**Records from a data source:**
....
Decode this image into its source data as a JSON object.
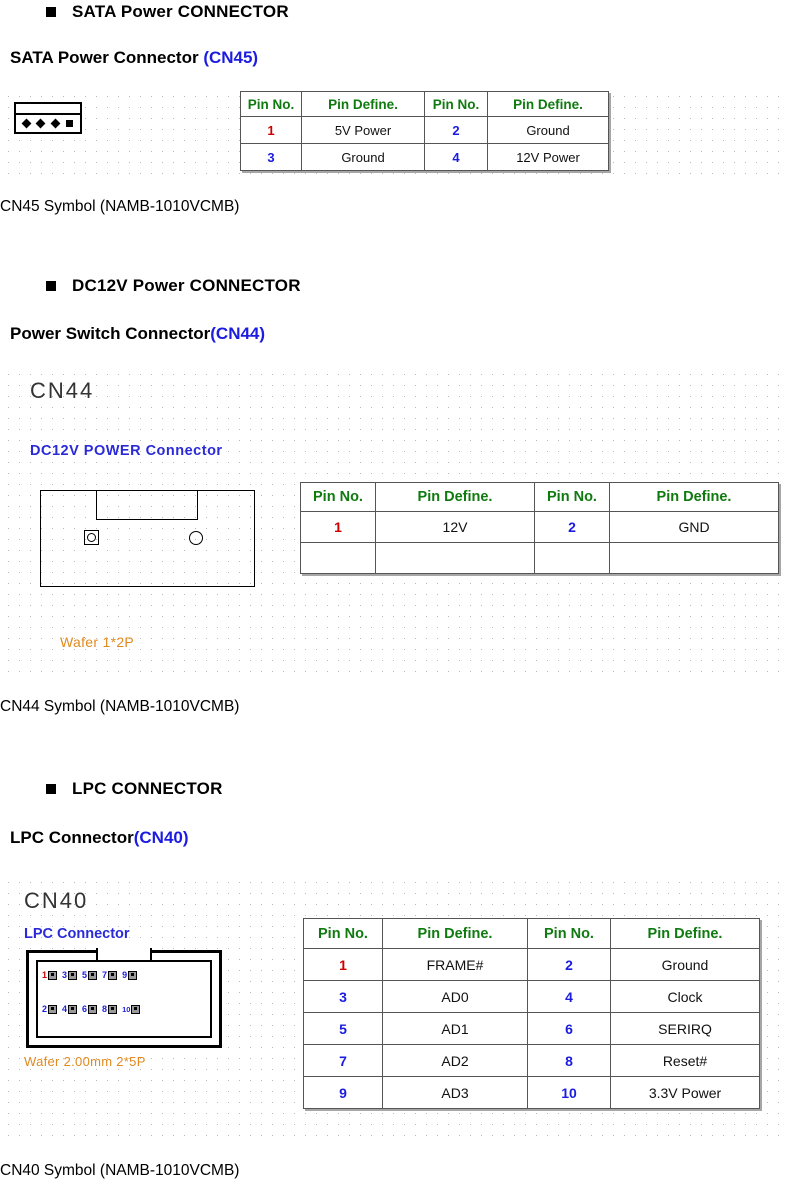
{
  "sections": [
    {
      "id": "sata",
      "heading": "SATA Power CONNECTOR",
      "subheading_black": "SATA Power Connector ",
      "subheading_blue": "(CN45)",
      "caption": "CN45 Symbol (NAMB-1010VCMB)",
      "table": {
        "headers": [
          "Pin No.",
          "Pin Define.",
          "Pin No.",
          "Pin Define."
        ],
        "rows": [
          [
            "1",
            "5V Power",
            "2",
            "Ground"
          ],
          [
            "3",
            "Ground",
            "4",
            "12V Power"
          ]
        ]
      }
    },
    {
      "id": "dc12v",
      "heading": "DC12V Power CONNECTOR",
      "subheading_black": "Power Switch Connector",
      "subheading_blue": "(CN44)",
      "caption": "CN44 Symbol (NAMB-1010VCMB)",
      "drawing": {
        "title": "CN44",
        "subtitle": "DC12V POWER Connector",
        "wafer": "Wafer 1*2P"
      },
      "table": {
        "headers": [
          "Pin No.",
          "Pin Define.",
          "Pin No.",
          "Pin Define."
        ],
        "rows": [
          [
            "1",
            "12V",
            "2",
            "GND"
          ],
          [
            "",
            "",
            "",
            ""
          ]
        ]
      }
    },
    {
      "id": "lpc",
      "heading": "LPC CONNECTOR",
      "subheading_black": "LPC Connector",
      "subheading_blue": "(CN40)",
      "caption": "CN40 Symbol (NAMB-1010VCMB)",
      "drawing": {
        "title": "CN40",
        "subtitle": "LPC Connector",
        "wafer": "Wafer 2.00mm 2*5P",
        "pins_top": [
          "1",
          "3",
          "5",
          "7",
          "9"
        ],
        "pins_bottom": [
          "2",
          "4",
          "6",
          "8",
          "10"
        ]
      },
      "table": {
        "headers": [
          "Pin No.",
          "Pin Define.",
          "Pin No.",
          "Pin Define."
        ],
        "rows": [
          [
            "1",
            "FRAME#",
            "2",
            "Ground"
          ],
          [
            "3",
            "AD0",
            "4",
            "Clock"
          ],
          [
            "5",
            "AD1",
            "6",
            "SERIRQ"
          ],
          [
            "7",
            "AD2",
            "8",
            "Reset#"
          ],
          [
            "9",
            "AD3",
            "10",
            "3.3V Power"
          ]
        ]
      }
    }
  ],
  "colors": {
    "header_green": "#0f7a0f",
    "pin_red": "#cc0000",
    "pin_blue": "#1c1ce0",
    "wafer_orange": "#e08a20",
    "title_blue": "#2a2ad8"
  }
}
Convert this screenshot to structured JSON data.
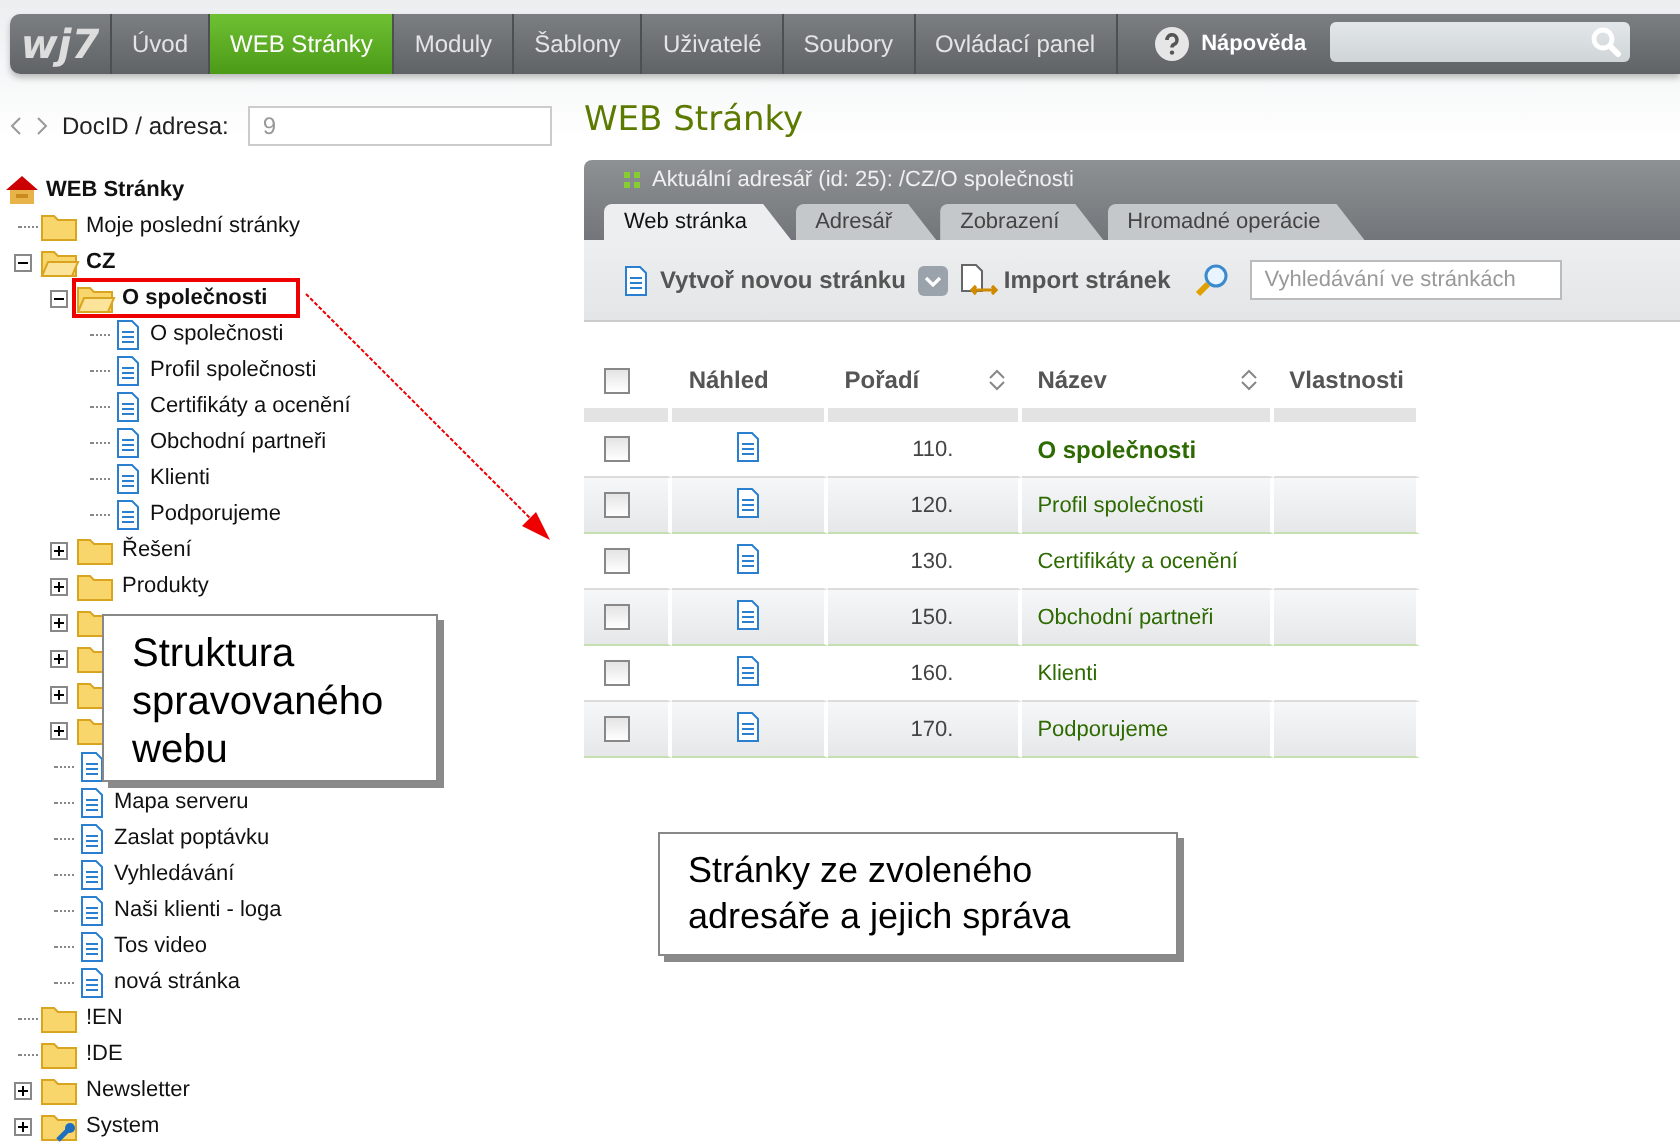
{
  "nav": {
    "logo": "wj7",
    "items": [
      {
        "label": "Úvod",
        "selected": false
      },
      {
        "label": "WEB Stránky",
        "selected": true
      },
      {
        "label": "Moduly",
        "selected": false
      },
      {
        "label": "Šablony",
        "selected": false
      },
      {
        "label": "Uživatelé",
        "selected": false
      },
      {
        "label": "Soubory",
        "selected": false
      },
      {
        "label": "Ovládací panel",
        "selected": false
      }
    ],
    "help": "Nápověda"
  },
  "address": {
    "label": "DocID / adresa:",
    "value": "9"
  },
  "tree": [
    {
      "kind": "root",
      "label": "WEB Stránky",
      "bold": true,
      "children": [
        {
          "kind": "folder",
          "label": "Moje poslední stránky",
          "bold": false
        },
        {
          "kind": "folder",
          "label": "CZ",
          "bold": true,
          "expanded": true,
          "children": [
            {
              "kind": "folder",
              "label": "O společnosti",
              "bold": true,
              "expanded": true,
              "highlighted": true,
              "children": [
                {
                  "kind": "page",
                  "label": "O společnosti",
                  "bold": false
                },
                {
                  "kind": "page",
                  "label": "Profil společnosti",
                  "bold": false
                },
                {
                  "kind": "page",
                  "label": "Certifikáty a ocenění",
                  "bold": false
                },
                {
                  "kind": "page",
                  "label": "Obchodní partneři",
                  "bold": false
                },
                {
                  "kind": "page",
                  "label": "Klienti",
                  "bold": false
                },
                {
                  "kind": "page",
                  "label": "Podporujeme",
                  "bold": false
                }
              ]
            },
            {
              "kind": "folder",
              "label": "Řešení",
              "bold": false,
              "expanded": false
            },
            {
              "kind": "folder",
              "label": "Produkty",
              "bold": false,
              "expanded": false
            },
            {
              "kind": "folder",
              "expanded": false
            },
            {
              "kind": "folder",
              "expanded": false
            },
            {
              "kind": "folder",
              "expanded": false
            },
            {
              "kind": "folder",
              "expanded": false
            },
            {
              "kind": "page"
            },
            {
              "kind": "page",
              "label": "Mapa serveru",
              "bold": false
            },
            {
              "kind": "page",
              "label": "Zaslat poptávku",
              "bold": false
            },
            {
              "kind": "page",
              "label": "Vyhledávání",
              "bold": false
            },
            {
              "kind": "page",
              "label": "Naši klienti - loga",
              "bold": false
            },
            {
              "kind": "page",
              "label": "Tos video",
              "bold": false
            },
            {
              "kind": "page",
              "label": "nová stránka",
              "bold": false
            }
          ]
        },
        {
          "kind": "folder",
          "label": "!EN",
          "bold": false
        },
        {
          "kind": "folder",
          "label": "!DE",
          "bold": false
        },
        {
          "kind": "folder",
          "label": "Newsletter",
          "bold": false,
          "expanded": false
        },
        {
          "kind": "system",
          "label": "System",
          "bold": false,
          "expanded": false
        }
      ]
    }
  ],
  "main": {
    "title": "WEB Stránky",
    "path": "Aktuální adresář (id: 25): /CZ/O společnosti",
    "tabs": [
      {
        "label": "Web stránka",
        "selected": true
      },
      {
        "label": "Adresář",
        "selected": false
      },
      {
        "label": "Zobrazení",
        "selected": false
      },
      {
        "label": "Hromadné operácie",
        "selected": false
      }
    ],
    "toolbar": {
      "create": "Vytvoř novou stránku",
      "import": "Import stránek",
      "search_placeholder": "Vyhledávání ve stránkách"
    },
    "table": {
      "all_checked": false,
      "columns": [
        {
          "label": "Náhled",
          "sortable": false
        },
        {
          "label": "Pořadí",
          "sortable": true
        },
        {
          "label": "Název",
          "sortable": true
        },
        {
          "label": "Vlastnosti",
          "sortable": false
        }
      ],
      "rows": [
        {
          "checked": false,
          "order": "110.",
          "name": "O společnosti",
          "current": true
        },
        {
          "checked": false,
          "order": "120.",
          "name": "Profil společnosti",
          "current": false
        },
        {
          "checked": false,
          "order": "130.",
          "name": "Certifikáty a ocenění",
          "current": false
        },
        {
          "checked": false,
          "order": "150.",
          "name": "Obchodní partneři",
          "current": false
        },
        {
          "checked": false,
          "order": "160.",
          "name": "Klienti",
          "current": false
        },
        {
          "checked": false,
          "order": "170.",
          "name": "Podporujeme",
          "current": false
        }
      ]
    }
  },
  "callouts": [
    {
      "text": "Struktura spravovaného webu"
    },
    {
      "text": "Stránky ze zvoleného adresáře a jejich správa"
    }
  ]
}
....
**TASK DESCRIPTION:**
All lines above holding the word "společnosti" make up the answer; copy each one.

**ANSWER TO THIS EXERCISE:**
              "label": "O společnosti",
                  "label": "O společnosti",
                  "label": "Profil společnosti",
    "path": "Aktuální adresář (id: 25): /CZ/O společnosti",
          "name": "O společnosti",
          "name": "Profil společnosti",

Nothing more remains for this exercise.